'In Egypt, if they put a bomb in the streets, they will kill more Muslims than Christians, because Christians are 10 per cent of the population. In general, they do not want to kill Sunni Muslims. They may want to kill Shia Muslims. So, the reasons to put a bomb in a church is to make sure that all the victims are Christians.
'But when they attack a rock concert in Manchester, they assume that all these people are Christians. So, for ISIS, it is very much the same mentality from ISIS' point of view, but these attacks are completely read differently by the Western mind.'
He also says the Copts have 'great freedom' in Egypt.

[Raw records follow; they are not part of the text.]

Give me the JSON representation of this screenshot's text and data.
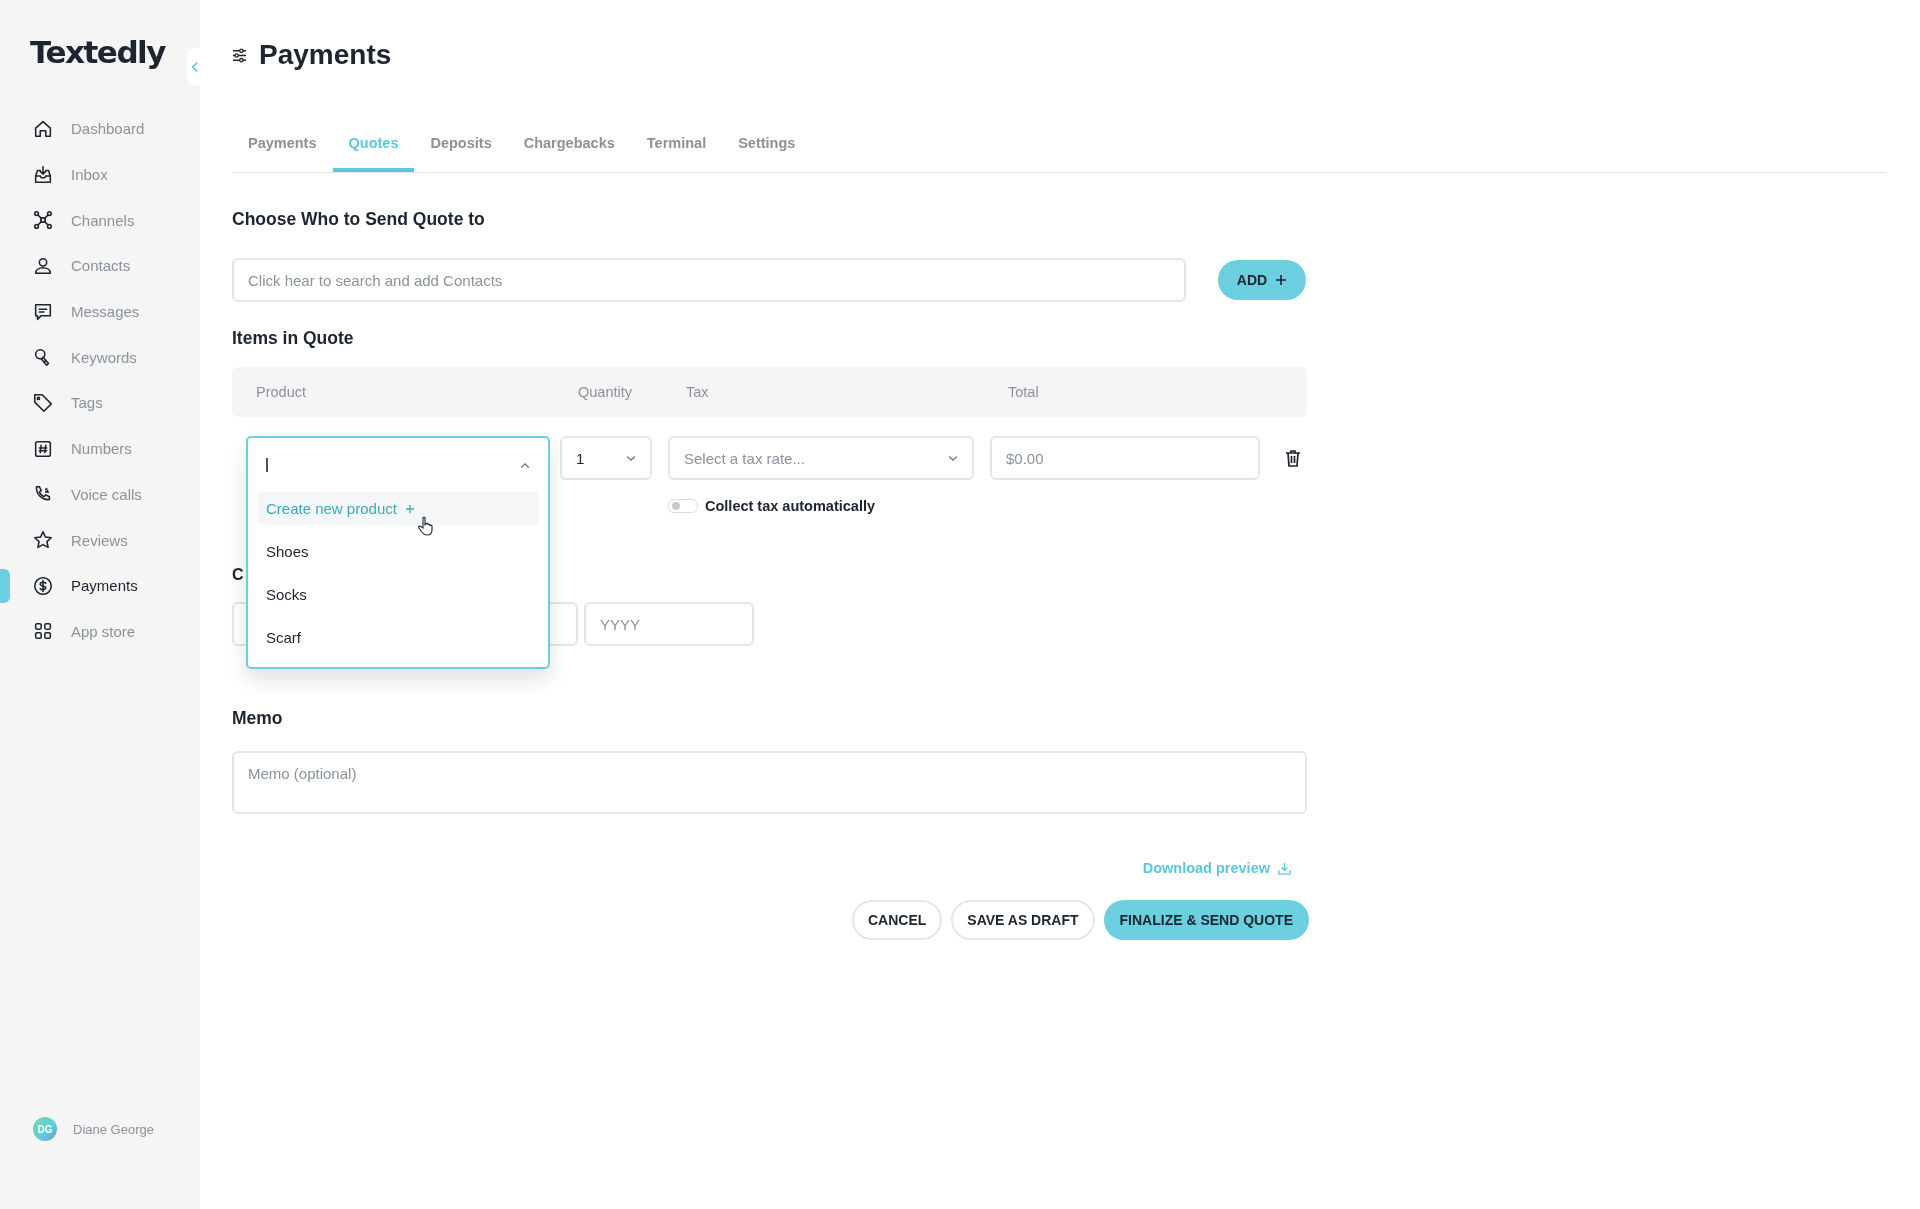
{
  "app": {
    "logo": "Textedly"
  },
  "sidebar": {
    "items": [
      {
        "label": "Dashboard",
        "selected": false
      },
      {
        "label": "Inbox",
        "selected": false
      },
      {
        "label": "Channels",
        "selected": false
      },
      {
        "label": "Contacts",
        "selected": false
      },
      {
        "label": "Messages",
        "selected": false
      },
      {
        "label": "Keywords",
        "selected": false
      },
      {
        "label": "Tags",
        "selected": false
      },
      {
        "label": "Numbers",
        "selected": false
      },
      {
        "label": "Voice calls",
        "selected": false
      },
      {
        "label": "Reviews",
        "selected": false
      },
      {
        "label": "Payments",
        "selected": true
      },
      {
        "label": "App store",
        "selected": false
      }
    ],
    "user": {
      "initials": "DG",
      "name": "Diane George"
    }
  },
  "page": {
    "title": "Payments"
  },
  "tabs": [
    {
      "label": "Payments",
      "selected": false
    },
    {
      "label": "Quotes",
      "selected": true
    },
    {
      "label": "Deposits",
      "selected": false
    },
    {
      "label": "Chargebacks",
      "selected": false
    },
    {
      "label": "Terminal",
      "selected": false
    },
    {
      "label": "Settings",
      "selected": false
    }
  ],
  "recipient": {
    "heading": "Choose Who to Send Quote to",
    "search": {
      "placeholder": "Click hear to search and add Contacts"
    },
    "add_button": "ADD"
  },
  "items": {
    "heading": "Items in Quote",
    "columns": [
      "Product",
      "Quantity",
      "Tax",
      "Total"
    ],
    "row": {
      "product_menu": {
        "options": [
          {
            "label": "Create new product",
            "kind": "create",
            "selected": true
          },
          {
            "label": "Shoes",
            "kind": "product",
            "selected": false
          },
          {
            "label": "Socks",
            "kind": "product",
            "selected": false
          },
          {
            "label": "Scarf",
            "kind": "product",
            "selected": false
          }
        ]
      },
      "quantity": "1",
      "tax": {
        "placeholder": "Select a tax rate..."
      },
      "total": {
        "placeholder": "$0.00"
      },
      "collect_tax": {
        "label": "Collect tax automatically",
        "on": false
      }
    }
  },
  "date_section": {
    "heading": "C",
    "year_field": {
      "placeholder": "YYYY"
    }
  },
  "memo": {
    "heading": "Memo",
    "field": {
      "placeholder": "Memo (optional)"
    }
  },
  "download_link": "Download preview",
  "buttons": [
    {
      "label": "CANCEL",
      "kind": "outline"
    },
    {
      "label": "SAVE AS DRAFT",
      "kind": "outline"
    },
    {
      "label": "FINALIZE & SEND QUOTE",
      "kind": "primary"
    }
  ]
}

'It is true that there are things that you can do in the West which you cannot do in a Muslim majority country, but these things, for those living in Egypt, are not a big hindrance. For instance, in Egypt, you cannot go on the streets and distribute Christian literature, but we have 16 bookshops in the main cities of Cairo.
'You can go there anytime and buy a book. We also can rent any book table at any book fair and sell Scriptures. So, we have tremendous freedom. The one thing we cannot do is going out and giving free literature, and because of that, it is seen like "oh, this is a persecuted minority and they do not have our freedoms". The West at times fights blindly for some freedoms that we do not care about very much, because there are more important issues.'
He describes Western societies as 'really very anti-evangelical'.
And while the Bible Society's Christian bookshops have been attacked in Egypt, he says these attacks were political not religious.
They were 'not an attempt to stop the Bible being sold in Egypt' but an attempt to create chaos.
There are 10 million Christians in Egypt and the Coptic Church is very, very committed to the Bible, he adds.
'We can't keep up with the insatiable desire of Copts to have a Bible. As I am talking to you now, there is a big event happening in Egypt with thousands of young people, a Christian festival this week. And we are selling lots of Scriptures, we have a large event in a tent for youth, Scripture competitions, "talent shows" on biblical themes. The activities happening in summer are incredible. The churches are incredibly busy, because school vacations are very long (from May to September). Parents work, and churches do not want their children on the street. So, every day, churches have clubs. Young people go and spend the whole day there. They play games, study Scripture, and attend services. I am talking of thousands, one church in Egypt has 10,000 children in their Sunday school, we are talking about very large numbers.'
He also welcomes a new law which has allowed church building to be freed up and churches to publicly declare the places they had for worship which were undeclared. Many underground churches have now become legal. In addition, the government is offering a place of worship for every Christians confession: Protestants, Orthodoxes and Catholics.
The problem, says Atallah, is that there are seven Catholic denominations, 18 Protestant denominations and three Orthodox. 'The government is not offering one place for every denomination but one for every confession. So, the issue is, who is going to get it? Will the Baptists get it, or the Pentecostals, or the Methodists? This is still a problem to work through, but it is understandable: they do not want 18 Protestant churches in a small place.'